Youzema Dorch was convicted of the offense of perjury.
The indictment charges in effect that on his examination as a witness, duly sworn to testify on the trial of one Allen Herbert in the Recorder's Court of the City of Opelika, on a charge of driving a motor vehicle while intoxicated, which said court had authority to administer such oath, the said Dorch falsely swore that at the time the said Herbert was alleged to have been driving the said motor vehicle, Dorch, Herbert and another person had been sitting in it for two hours in the yard at defendant's home, and that Allen Herbert had not driven the said motor vehicle for two hours, the matters so sworn to being material, and the said testimony of this defendant being wilfully and corruptly false.
There is no merit in appellant's contention that the materiality of the testimony alleged to be false was not satisfactorily established.
The operation of the motor vehicle by the said Herbert was an essential element of the offense charged, and testimony that he was not driving could not be said to be
The falsity of defendant's testimony on the trial of the said Herbert was sufficiently established under the rule that to sustain a conviction for perjury there must either be two witnesses to the corpus delicti, or one witness with strong corroboration. Wofford v. State, 21 Ala.App. 521, 109 So. 886; Knight v. State, 30 Ala.App. 97, 1 So.2d 668, certiorari denied 241 Ala. 152, 1 So.2d 669. The arresting officer testified he followed the truck Allen Herbert was in for three blocks through town and was right behind it as it drove into Dorch's yard; that he immediately got out of his car and went to the truck, as soon as it stopped, and Herbert was sitting behind the wheel. His testimony was corroborated by other witnesses who testified that Dorch, Herbert and the other man were seen at different cafes during the time appellant claimed they were sitting in his yard.
However, it is our opinion that this case falls squarely under the decision of the court in Thomas v. State, 13 Ala.App. 421, 69 So. 413, 416, where it was held:
"The defendant was, however, entitled to the affirmative charge on another theory, as will be now shown, and the court erred in refusing such charge. In order to sustain the indictment we must interpret it as meaning by its averments that the charge on which Passmore was tried in the recorder's court, to wit, `a violation of the prohibition law,' was for a violation of the prohibition law of the state of Alabama, of which law we take judicial notice, and not for a violation of the prohibition ordinances of the city of Gadsden, of which, if any exist, we do not take judicial notice, and which we cannot even presume to exist in the absence of both allegation and proof. Case v. [Mayor of] Mobile, 30 Ala. 538; Furhman v. [Mayor, etc., of City of] Huntsville, 54 Ala. 263; Town of Clayton v. Martin, 7 Ala.App. 190, 60 So. 963.

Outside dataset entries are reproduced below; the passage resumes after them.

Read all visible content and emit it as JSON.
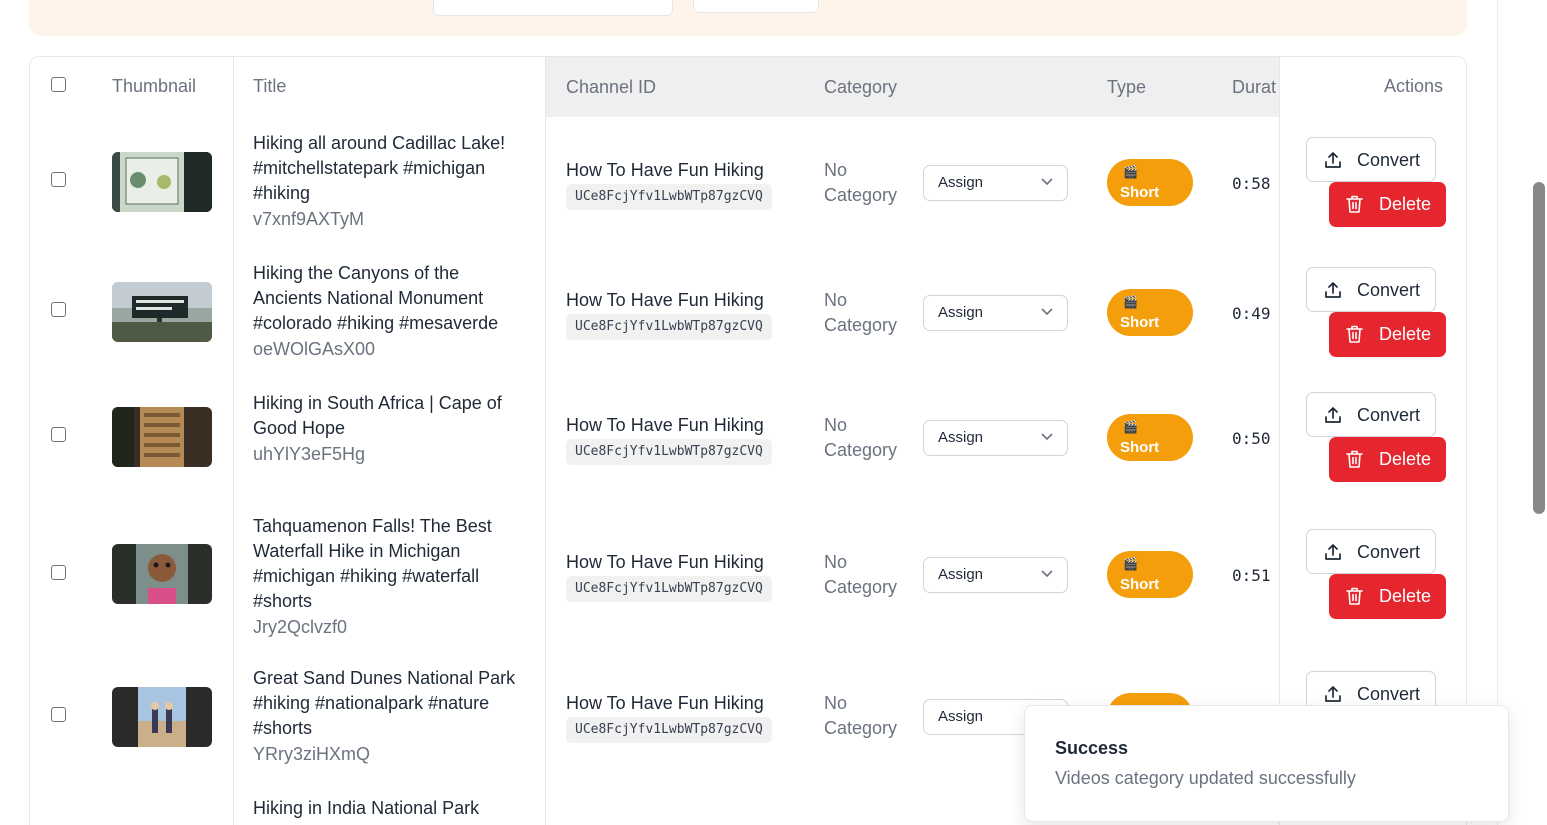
{
  "table": {
    "headers": {
      "thumbnail": "Thumbnail",
      "title": "Title",
      "channel_id": "Channel ID",
      "category": "Category",
      "type": "Type",
      "duration": "Durat",
      "actions": "Actions"
    },
    "rows": [
      {
        "title": "Hiking all around Cadillac Lake! #mitchellstatepark #michigan #hiking",
        "video_id": "v7xnf9AXTyM",
        "channel_name": "How To Have Fun Hiking",
        "channel_id": "UCe8FcjYfv1LwbWTp87gzCVQ",
        "category": "No Category",
        "assign_label": "Assign",
        "type_label": "Short",
        "duration": "0:58",
        "convert_label": "Convert",
        "delete_label": "Delete"
      },
      {
        "title": "Hiking the Canyons of the Ancients National Monument #colorado #hiking #mesaverde",
        "video_id": "oeWOlGAsX00",
        "channel_name": "How To Have Fun Hiking",
        "channel_id": "UCe8FcjYfv1LwbWTp87gzCVQ",
        "category": "No Category",
        "assign_label": "Assign",
        "type_label": "Short",
        "duration": "0:49",
        "convert_label": "Convert",
        "delete_label": "Delete"
      },
      {
        "title": "Hiking in South Africa | Cape of Good Hope",
        "video_id": "uhYlY3eF5Hg",
        "channel_name": "How To Have Fun Hiking",
        "channel_id": "UCe8FcjYfv1LwbWTp87gzCVQ",
        "category": "No Category",
        "assign_label": "Assign",
        "type_label": "Short",
        "duration": "0:50",
        "convert_label": "Convert",
        "delete_label": "Delete"
      },
      {
        "title": "Tahquamenon Falls! The Best Waterfall Hike in Michigan #michigan #hiking #waterfall #shorts",
        "video_id": "Jry2Qclvzf0",
        "channel_name": "How To Have Fun Hiking",
        "channel_id": "UCe8FcjYfv1LwbWTp87gzCVQ",
        "category": "No Category",
        "assign_label": "Assign",
        "type_label": "Short",
        "duration": "0:51",
        "convert_label": "Convert",
        "delete_label": "Delete"
      },
      {
        "title": "Great Sand Dunes National Park #hiking #nationalpark #nature #shorts",
        "video_id": "YRry3ziHXmQ",
        "channel_name": "How To Have Fun Hiking",
        "channel_id": "UCe8FcjYfv1LwbWTp87gzCVQ",
        "category": "No Category",
        "assign_label": "Assign",
        "convert_label": "Convert"
      },
      {
        "title": "Hiking in India National Park"
      }
    ]
  },
  "toast": {
    "title": "Success",
    "message": "Videos category updated successfully"
  },
  "colors": {
    "accent_orange": "#f59e0b",
    "delete_red": "#e5262e",
    "banner_bg": "#fff4ea",
    "header_bg": "#efefef"
  },
  "icons": {
    "type_glyph": "🎬"
  }
}
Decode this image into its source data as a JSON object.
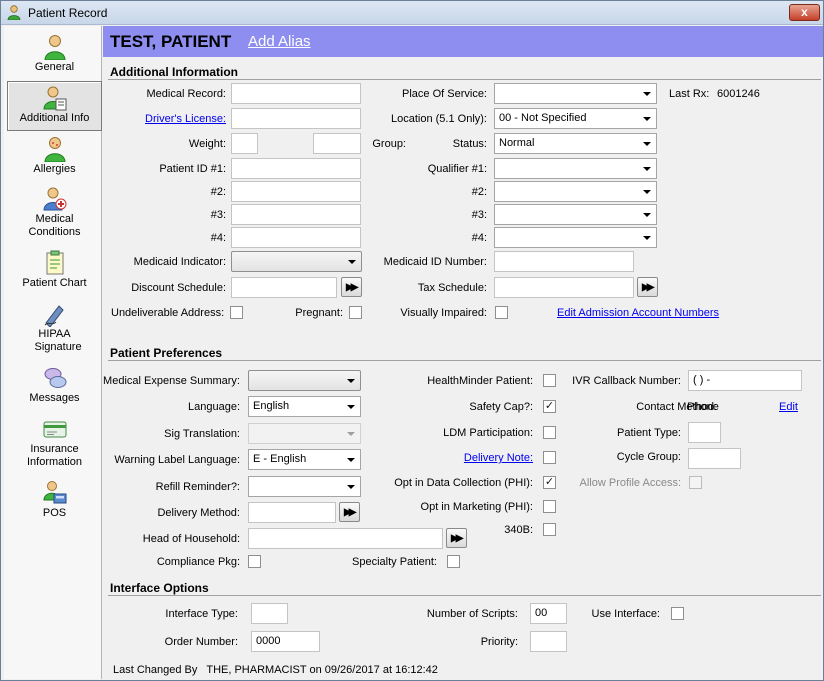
{
  "window": {
    "title": "Patient Record",
    "close_label": "x"
  },
  "sidebar": {
    "items": [
      {
        "label": "General",
        "icon": "person-icon"
      },
      {
        "label": "Additional Info",
        "icon": "person-info-icon",
        "selected": true
      },
      {
        "label": "Allergies",
        "icon": "allergy-icon"
      },
      {
        "label": "Medical Conditions",
        "icon": "medical-conditions-icon"
      },
      {
        "label": "Patient Chart",
        "icon": "chart-icon"
      },
      {
        "label": "HIPAA Signature",
        "icon": "signature-icon"
      },
      {
        "label": "Messages",
        "icon": "messages-icon"
      },
      {
        "label": "Insurance Information",
        "icon": "insurance-card-icon"
      },
      {
        "label": "POS",
        "icon": "pos-icon"
      }
    ]
  },
  "header": {
    "patient_name": "TEST, PATIENT",
    "add_alias": "Add Alias"
  },
  "additional": {
    "title": "Additional Information",
    "medical_record_label": "Medical Record:",
    "medical_record": "",
    "drivers_license_label": "Driver's License:",
    "drivers_license": "",
    "weight_label": "Weight:",
    "weight": "",
    "group_label": "Group:",
    "group": "",
    "patient_id_1_label": "Patient ID #1:",
    "id2_label": "#2:",
    "id3_label": "#3:",
    "id4_label": "#4:",
    "medicaid_indicator_label": "Medicaid Indicator:",
    "medicaid_indicator": "",
    "discount_schedule_label": "Discount Schedule:",
    "discount_schedule": "",
    "undeliverable_label": "Undeliverable Address:",
    "pregnant_label": "Pregnant:",
    "place_of_service_label": "Place Of Service:",
    "place_of_service": "",
    "last_rx_label": "Last Rx:",
    "last_rx": "6001246",
    "location_label": "Location (5.1 Only):",
    "location": "00 - Not Specified",
    "status_label": "Status:",
    "status": "Normal",
    "qualifier_1_label": "Qualifier #1:",
    "q2_label": "#2:",
    "q3_label": "#3:",
    "q4_label": "#4:",
    "medicaid_id_label": "Medicaid ID Number:",
    "medicaid_id": "",
    "tax_schedule_label": "Tax Schedule:",
    "tax_schedule": "",
    "visually_impaired_label": "Visually Impaired:",
    "edit_admission": "Edit Admission Account Numbers"
  },
  "preferences": {
    "title": "Patient Preferences",
    "medical_expense_label": "Medical Expense Summary:",
    "medical_expense": "",
    "language_label": "Language:",
    "language": "English",
    "sig_translation_label": "Sig Translation:",
    "sig_translation": "",
    "warning_label_language_label": "Warning Label Language:",
    "warning_label_language": "E - English",
    "refill_reminder_label": "Refill Reminder?:",
    "refill_reminder": "",
    "delivery_method_label": "Delivery Method:",
    "delivery_method": "",
    "head_of_household_label": "Head of Household:",
    "head_of_household": "",
    "compliance_pkg_label": "Compliance Pkg:",
    "specialty_patient_label": "Specialty Patient:",
    "healthminder_label": "HealthMinder Patient:",
    "safety_cap_label": "Safety Cap?:",
    "safety_cap_mark": "✓",
    "ldm_label": "LDM Participation:",
    "delivery_note_label": "Delivery Note:",
    "opt_data_label": "Opt in Data Collection (PHI):",
    "opt_data_mark": "✓",
    "opt_marketing_label": "Opt in Marketing (PHI):",
    "b340_label": "340B:",
    "ivr_label": "IVR Callback Number:",
    "ivr_value": "(  )   -",
    "contact_method_label": "Contact Method:",
    "contact_method": "Phone",
    "edit_label": "Edit",
    "patient_type_label": "Patient Type:",
    "patient_type": "",
    "cycle_group_label": "Cycle Group:",
    "cycle_group": "",
    "allow_profile_label": "Allow Profile Access:"
  },
  "interface": {
    "title": "Interface Options",
    "interface_type_label": "Interface Type:",
    "interface_type": "",
    "order_number_label": "Order Number:",
    "order_number": "0000",
    "num_scripts_label": "Number of Scripts:",
    "num_scripts": "00",
    "priority_label": "Priority:",
    "priority": "",
    "use_interface_label": "Use Interface:"
  },
  "footer": {
    "last_changed": "Last Changed By   THE, PHARMACIST on 09/26/2017 at 16:12:42"
  }
}
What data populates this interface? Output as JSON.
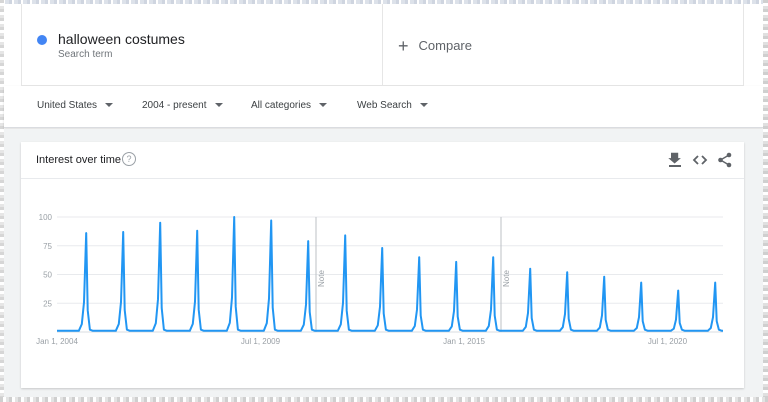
{
  "search_term": {
    "name": "halloween costumes",
    "subtitle": "Search term",
    "color": "#4285f4"
  },
  "compare_label": "Compare",
  "filters": {
    "region": "United States",
    "time_range": "2004 - present",
    "category": "All categories",
    "search_type": "Web Search"
  },
  "card": {
    "title": "Interest over time",
    "help_symbol": "?"
  },
  "icons": [
    "download-icon",
    "embed-code-icon",
    "share-icon"
  ],
  "chart_data": {
    "type": "line",
    "title": "Interest over time",
    "xlabel": "",
    "ylabel": "",
    "ylim": [
      0,
      100
    ],
    "yticks": [
      25,
      50,
      75,
      100
    ],
    "xlim": [
      2004.0,
      2022.0
    ],
    "xtick_labels": [
      {
        "label": "Jan 1, 2004",
        "x": 2004.0
      },
      {
        "label": "Jul 1, 2009",
        "x": 2009.5
      },
      {
        "label": "Jan 1, 2015",
        "x": 2015.0
      },
      {
        "label": "Jul 1, 2020",
        "x": 2020.5
      }
    ],
    "notes": [
      {
        "label": "Note",
        "x": 2011.0
      },
      {
        "label": "Note",
        "x": 2016.0
      }
    ],
    "grid": true,
    "series": [
      {
        "name": "halloween costumes",
        "color": "#2196f3",
        "baseline": 1,
        "peaks": [
          {
            "x": 2004.79,
            "value": 86
          },
          {
            "x": 2005.79,
            "value": 87
          },
          {
            "x": 2006.79,
            "value": 95
          },
          {
            "x": 2007.79,
            "value": 88
          },
          {
            "x": 2008.79,
            "value": 100
          },
          {
            "x": 2009.79,
            "value": 97
          },
          {
            "x": 2010.79,
            "value": 79
          },
          {
            "x": 2011.79,
            "value": 84
          },
          {
            "x": 2012.79,
            "value": 73
          },
          {
            "x": 2013.79,
            "value": 65
          },
          {
            "x": 2014.79,
            "value": 61
          },
          {
            "x": 2015.79,
            "value": 65
          },
          {
            "x": 2016.79,
            "value": 55
          },
          {
            "x": 2017.79,
            "value": 52
          },
          {
            "x": 2018.79,
            "value": 48
          },
          {
            "x": 2019.79,
            "value": 43
          },
          {
            "x": 2020.79,
            "value": 36
          },
          {
            "x": 2021.79,
            "value": 43
          }
        ]
      }
    ]
  }
}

"The indictment here containing no allegation of the existence of such an ordinance and no allegation from which its existence must necessarily be inferred, we must construe its averments as meaning that Passmore was tried for a violation of the state prohibition law. This being true, and the state having failed to offer any proof to show or tending even to show that the trial of Passmore was had on a written affidavit or complaint, the proof failed utterly to show that the court trying Passmore had any jurisdiction to try him; and hence, for aught to the contrary appearing, the proceedings in which defendant is alleged to have sworn falsely were void. McKinstry v. [City of] Tuscaloosa, 172 Ala.  347, 54 So. 629. This being so, he was entitled to the affirmative charge. Collins v. State, 78 Ala. 433.
"On the other hand, even if the indictment should be construed as alleging that Passmore was tried for the violation of a municipal ordinance, the defendant here was equally entitled to the affirmative charge, because of the total failure of the state to offer in evidence and prove that there was such an ordinance."
There is absolutely nothing in the record to show whether the said Herbert was tried for a violation of an ordinance of the City of Opelika or for a violation of a State statute. If he was tried for a violation of a State law the same lack of proof of the jurisdiction of the recorder's court to try Herbert, confronts us, as was set out in the Thomas case, supra. If he was tried for a violation of an ordinance, there was no allegation and proof of such an ordinance. Defendant was entitled to the general affirmative charge requested in writing.
The judgment of the trial court is reversed and the cause remanded.
Reversed and remanded.